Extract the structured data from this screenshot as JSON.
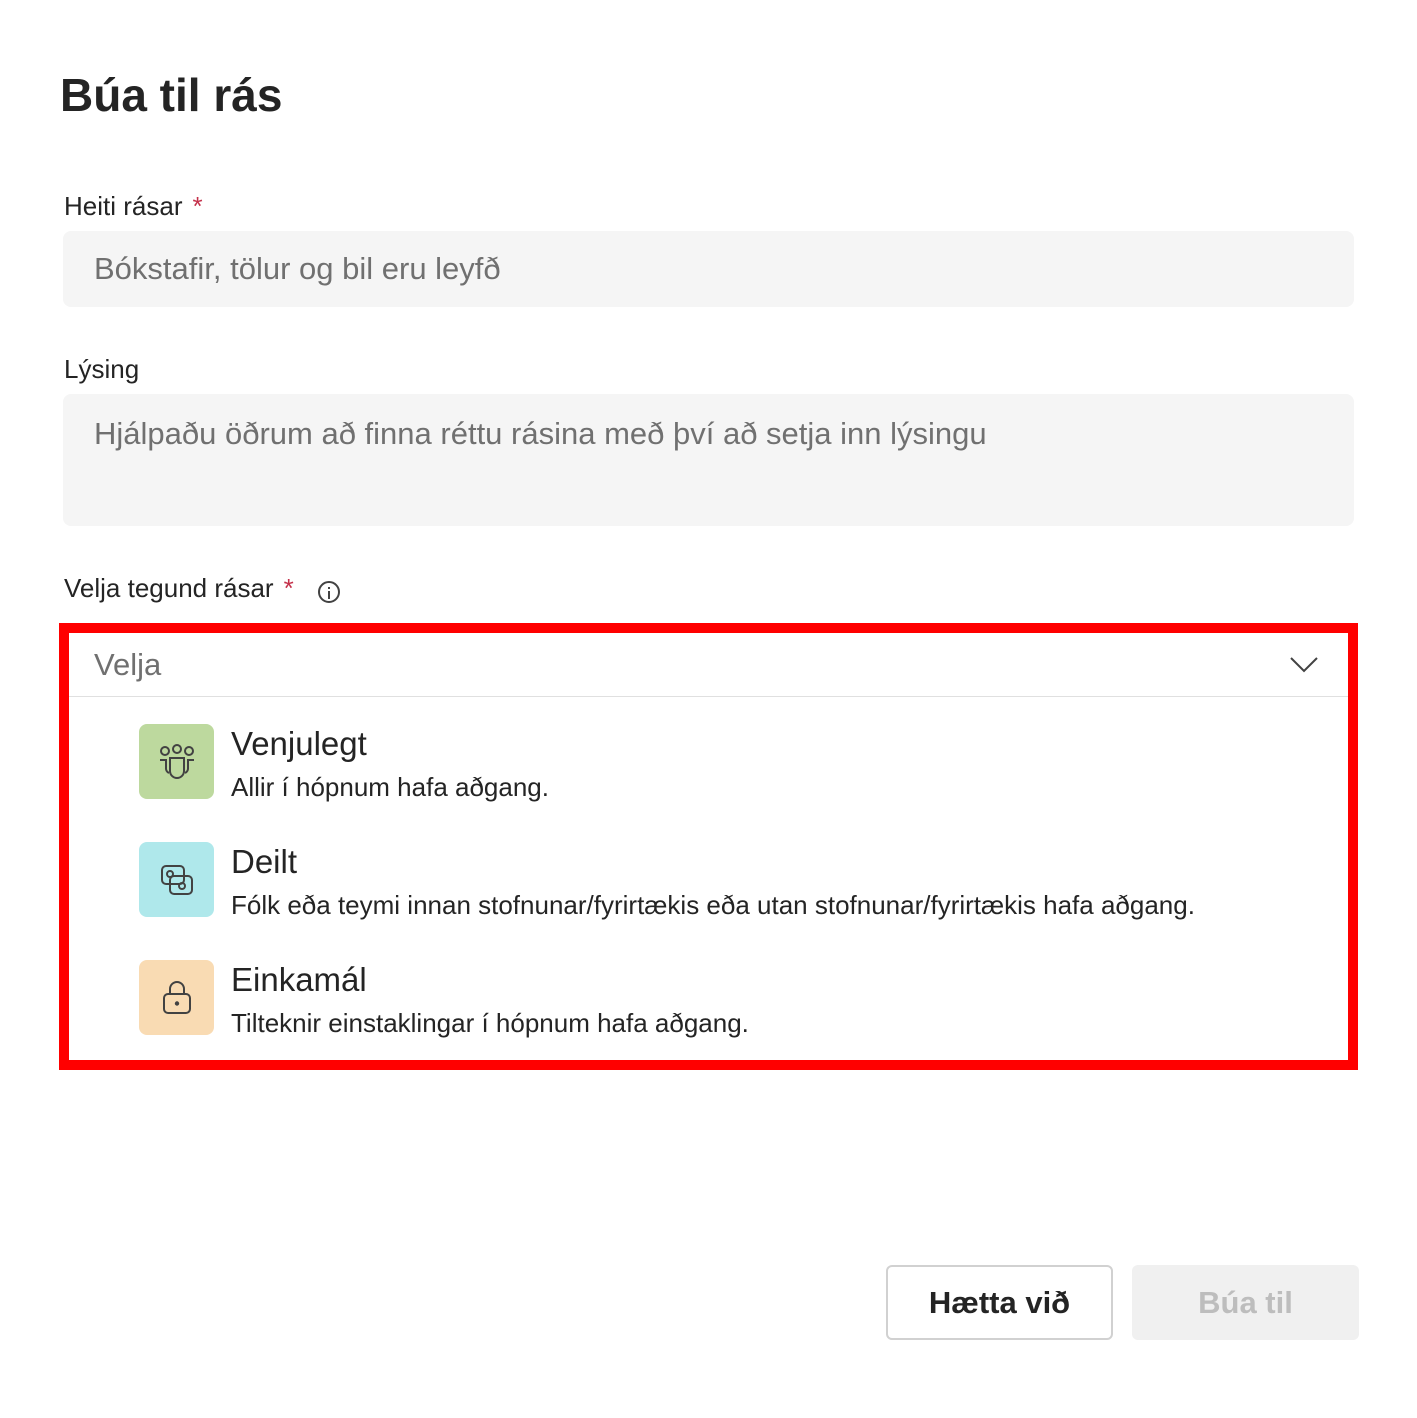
{
  "dialog": {
    "title": "Búa til rás"
  },
  "name_field": {
    "label": "Heiti rásar",
    "required_mark": "*",
    "placeholder": "Bókstafir, tölur og bil eru leyfð"
  },
  "description_field": {
    "label": "Lýsing",
    "placeholder": "Hjálpaðu öðrum að finna réttu rásina með því að setja inn lýsingu"
  },
  "type_field": {
    "label": "Velja tegund rásar",
    "required_mark": "*",
    "select_placeholder": "Velja",
    "options": [
      {
        "title": "Venjulegt",
        "description": "Allir í hópnum hafa aðgang.",
        "icon": "people-team-icon",
        "icon_bg": "#bdd99e"
      },
      {
        "title": "Deilt",
        "description": "Fólk eða teymi innan stofnunar/fyrirtækis eða utan stofnunar/fyrirtækis hafa aðgang.",
        "icon": "shared-channel-icon",
        "icon_bg": "#afe8eb"
      },
      {
        "title": "Einkamál",
        "description": "Tilteknir einstaklingar í hópnum hafa aðgang.",
        "icon": "lock-icon",
        "icon_bg": "#f9dbb3"
      }
    ]
  },
  "buttons": {
    "cancel": "Hætta við",
    "create": "Búa til"
  },
  "colors": {
    "highlight_border": "#ff0000",
    "required": "#c4314b"
  }
}
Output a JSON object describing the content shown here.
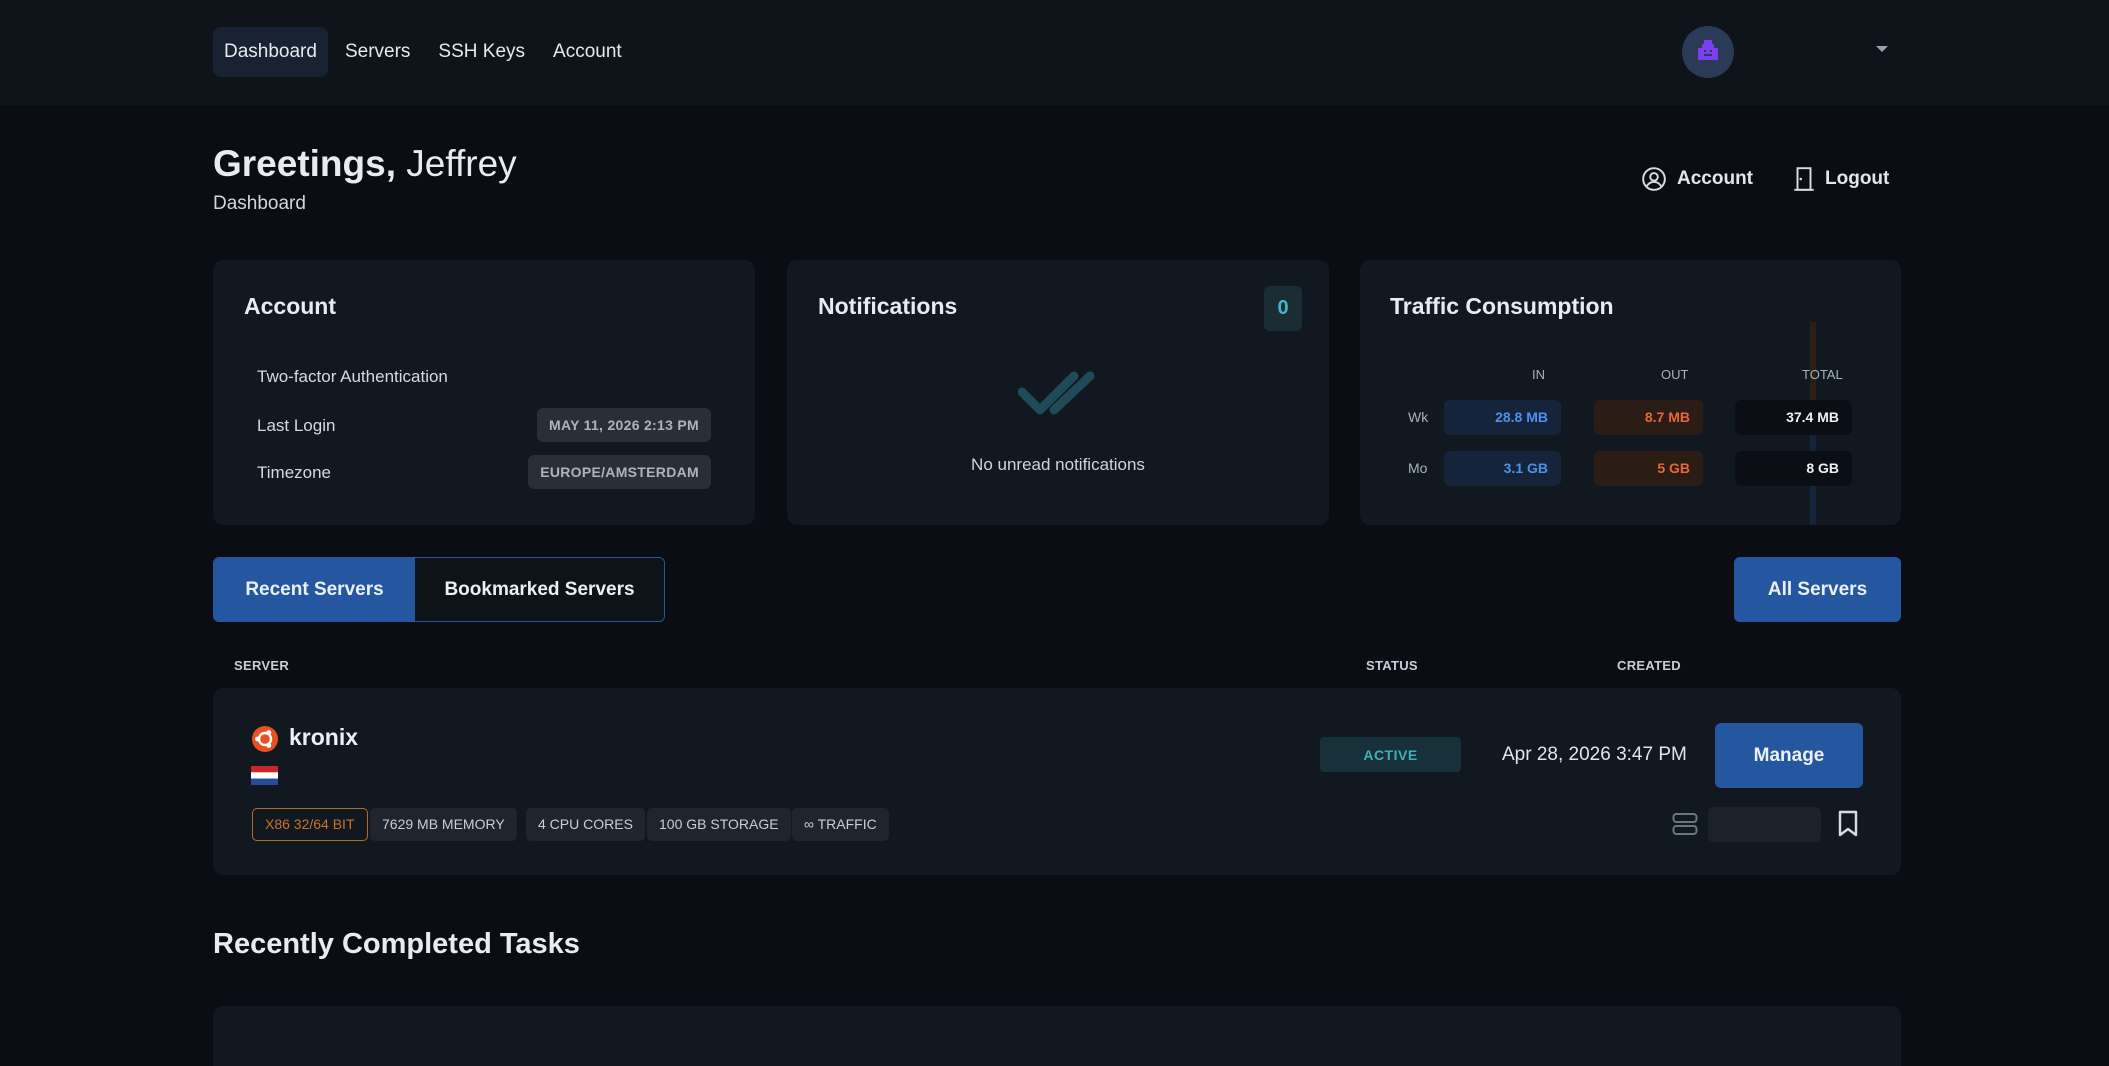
{
  "nav": {
    "items": [
      "Dashboard",
      "Servers",
      "SSH Keys",
      "Account"
    ],
    "active": "Dashboard"
  },
  "header": {
    "greeting": "Greetings,",
    "name": "Jeffrey",
    "subtitle": "Dashboard",
    "account_link": "Account",
    "logout_link": "Logout"
  },
  "account_card": {
    "title": "Account",
    "rows": [
      {
        "label": "Two-factor Authentication",
        "value": ""
      },
      {
        "label": "Last Login",
        "value": "MAY 11, 2026 2:13 PM"
      },
      {
        "label": "Timezone",
        "value": "EUROPE/AMSTERDAM"
      }
    ]
  },
  "notifications_card": {
    "title": "Notifications",
    "count": "0",
    "empty_text": "No unread notifications"
  },
  "traffic_card": {
    "title": "Traffic Consumption",
    "headers": {
      "in": "IN",
      "out": "OUT",
      "total": "TOTAL"
    },
    "rows": [
      {
        "label": "Wk",
        "in": "28.8 MB",
        "out": "8.7 MB",
        "total": "37.4 MB"
      },
      {
        "label": "Mo",
        "in": "3.1 GB",
        "out": "5 GB",
        "total": "8 GB"
      }
    ]
  },
  "tabs": {
    "recent": "Recent Servers",
    "bookmarked": "Bookmarked Servers",
    "all_servers": "All Servers"
  },
  "columns": {
    "server": "SERVER",
    "status": "STATUS",
    "created": "CREATED"
  },
  "server": {
    "name": "kronix",
    "status": "ACTIVE",
    "created": "Apr 28, 2026 3:47 PM",
    "manage_label": "Manage",
    "specs": [
      "X86 32/64 BIT",
      "7629 MB MEMORY",
      "4 CPU CORES",
      "100 GB STORAGE",
      "∞ TRAFFIC"
    ]
  },
  "tasks": {
    "title": "Recently Completed Tasks"
  },
  "colors": {
    "accent": "#2556a0",
    "in": "#4b92ea",
    "out": "#e8673a",
    "status": "#3fb0b8"
  }
}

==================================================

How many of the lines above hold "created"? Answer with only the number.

» Completed exercise
2